Task directions: All of the records should come back exactly as written.

Provided material:
========
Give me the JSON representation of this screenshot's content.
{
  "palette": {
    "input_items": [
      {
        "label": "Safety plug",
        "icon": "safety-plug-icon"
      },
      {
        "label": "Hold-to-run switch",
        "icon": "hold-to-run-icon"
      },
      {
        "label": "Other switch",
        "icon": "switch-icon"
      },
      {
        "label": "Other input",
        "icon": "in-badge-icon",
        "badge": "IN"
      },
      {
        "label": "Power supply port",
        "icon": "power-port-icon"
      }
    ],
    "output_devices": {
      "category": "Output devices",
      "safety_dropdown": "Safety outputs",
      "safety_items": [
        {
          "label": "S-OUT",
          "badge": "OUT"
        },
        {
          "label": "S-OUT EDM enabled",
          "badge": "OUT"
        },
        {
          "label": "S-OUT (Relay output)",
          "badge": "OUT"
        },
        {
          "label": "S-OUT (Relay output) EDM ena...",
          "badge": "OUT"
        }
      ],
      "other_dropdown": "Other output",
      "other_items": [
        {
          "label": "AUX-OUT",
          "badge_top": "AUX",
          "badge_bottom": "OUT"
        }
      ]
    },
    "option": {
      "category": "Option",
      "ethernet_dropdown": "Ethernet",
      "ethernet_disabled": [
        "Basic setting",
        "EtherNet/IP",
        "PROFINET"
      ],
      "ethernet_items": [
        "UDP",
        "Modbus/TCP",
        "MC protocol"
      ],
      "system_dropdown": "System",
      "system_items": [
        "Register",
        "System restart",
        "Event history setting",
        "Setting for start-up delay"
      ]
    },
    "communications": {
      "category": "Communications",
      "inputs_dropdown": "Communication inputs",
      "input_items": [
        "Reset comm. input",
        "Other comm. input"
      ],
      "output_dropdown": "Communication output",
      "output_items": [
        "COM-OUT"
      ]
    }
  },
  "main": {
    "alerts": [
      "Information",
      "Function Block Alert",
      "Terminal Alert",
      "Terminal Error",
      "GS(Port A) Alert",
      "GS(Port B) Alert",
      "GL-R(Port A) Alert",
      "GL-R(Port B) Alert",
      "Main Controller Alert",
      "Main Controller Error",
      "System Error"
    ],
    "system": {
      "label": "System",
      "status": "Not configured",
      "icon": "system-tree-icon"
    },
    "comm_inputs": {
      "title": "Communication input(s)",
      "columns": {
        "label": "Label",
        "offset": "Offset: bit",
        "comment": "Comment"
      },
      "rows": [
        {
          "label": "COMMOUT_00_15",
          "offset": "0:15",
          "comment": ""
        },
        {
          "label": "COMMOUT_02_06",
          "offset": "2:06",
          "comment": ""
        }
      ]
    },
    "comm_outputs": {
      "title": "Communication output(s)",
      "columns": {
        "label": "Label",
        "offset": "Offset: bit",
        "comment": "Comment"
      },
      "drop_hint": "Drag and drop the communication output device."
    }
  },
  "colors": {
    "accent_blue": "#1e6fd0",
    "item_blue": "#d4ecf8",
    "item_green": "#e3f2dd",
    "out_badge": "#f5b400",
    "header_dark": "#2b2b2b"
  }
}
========
Result of this task:
Give me the JSON representation of this screenshot's content.
{
  "palette": {
    "input_items": [
      {
        "label": "Safety plug",
        "icon": "safety-plug-icon"
      },
      {
        "label": "Hold-to-run switch",
        "icon": "hold-to-run-icon"
      },
      {
        "label": "Other switch",
        "icon": "switch-icon"
      },
      {
        "label": "Other input",
        "icon": "in-badge-icon",
        "badge": "IN"
      },
      {
        "label": "Power supply port",
        "icon": "power-port-icon"
      }
    ],
    "output_devices": {
      "category": "Output devices",
      "safety_dropdown": "Safety outputs",
      "safety_items": [
        {
          "label": "S-OUT",
          "badge": "OUT"
        },
        {
          "label": "S-OUT EDM enabled",
          "badge": "OUT"
        },
        {
          "label": "S-OUT (Relay output)",
          "badge": "OUT"
        },
        {
          "label": "S-OUT (Relay output) EDM ena...",
          "badge": "OUT"
        }
      ],
      "other_dropdown": "Other output",
      "other_items": [
        {
          "label": "AUX-OUT",
          "badge_top": "AUX",
          "badge_bottom": "OUT"
        }
      ]
    },
    "option": {
      "category": "Option",
      "ethernet_dropdown": "Ethernet",
      "ethernet_disabled": [
        "Basic setting",
        "EtherNet/IP",
        "PROFINET"
      ],
      "ethernet_items": [
        "UDP",
        "Modbus/TCP",
        "MC protocol"
      ],
      "system_dropdown": "System",
      "system_items": [
        "Register",
        "System restart",
        "Event history setting",
        "Setting for start-up delay"
      ]
    },
    "communications": {
      "category": "Communications",
      "inputs_dropdown": "Communication inputs",
      "input_items": [
        "Reset comm. input",
        "Other comm. input"
      ],
      "output_dropdown": "Communication output",
      "output_items": [
        "COM-OUT"
      ]
    }
  },
  "main": {
    "alerts": [
      "Information",
      "Function Block Alert",
      "Terminal Alert",
      "Terminal Error",
      "GS(Port A) Alert",
      "GS(Port B) Alert",
      "GL-R(Port A) Alert",
      "GL-R(Port B) Alert",
      "Main Controller Alert",
      "Main Controller Error",
      "System Error"
    ],
    "system": {
      "label": "System",
      "status": "Not configured",
      "icon": "system-tree-icon"
    },
    "comm_inputs": {
      "title": "Communication input(s)",
      "columns": {
        "label": "Label",
        "offset": "Offset: bit",
        "comment": "Comment"
      },
      "rows": [
        {
          "label": "COMMOUT_00_15",
          "offset": "0:15",
          "comment": ""
        },
        {
          "label": "COMMOUT_02_06",
          "offset": "2:06",
          "comment": ""
        }
      ]
    },
    "comm_outputs": {
      "title": "Communication output(s)",
      "columns": {
        "label": "Label",
        "offset": "Offset: bit",
        "comment": "Comment"
      },
      "drop_hint": "Drag and drop the communication output device."
    }
  },
  "colors": {
    "accent_blue": "#1e6fd0",
    "item_blue": "#d4ecf8",
    "item_green": "#e3f2dd",
    "out_badge": "#f5b400",
    "header_dark": "#2b2b2b"
  }
}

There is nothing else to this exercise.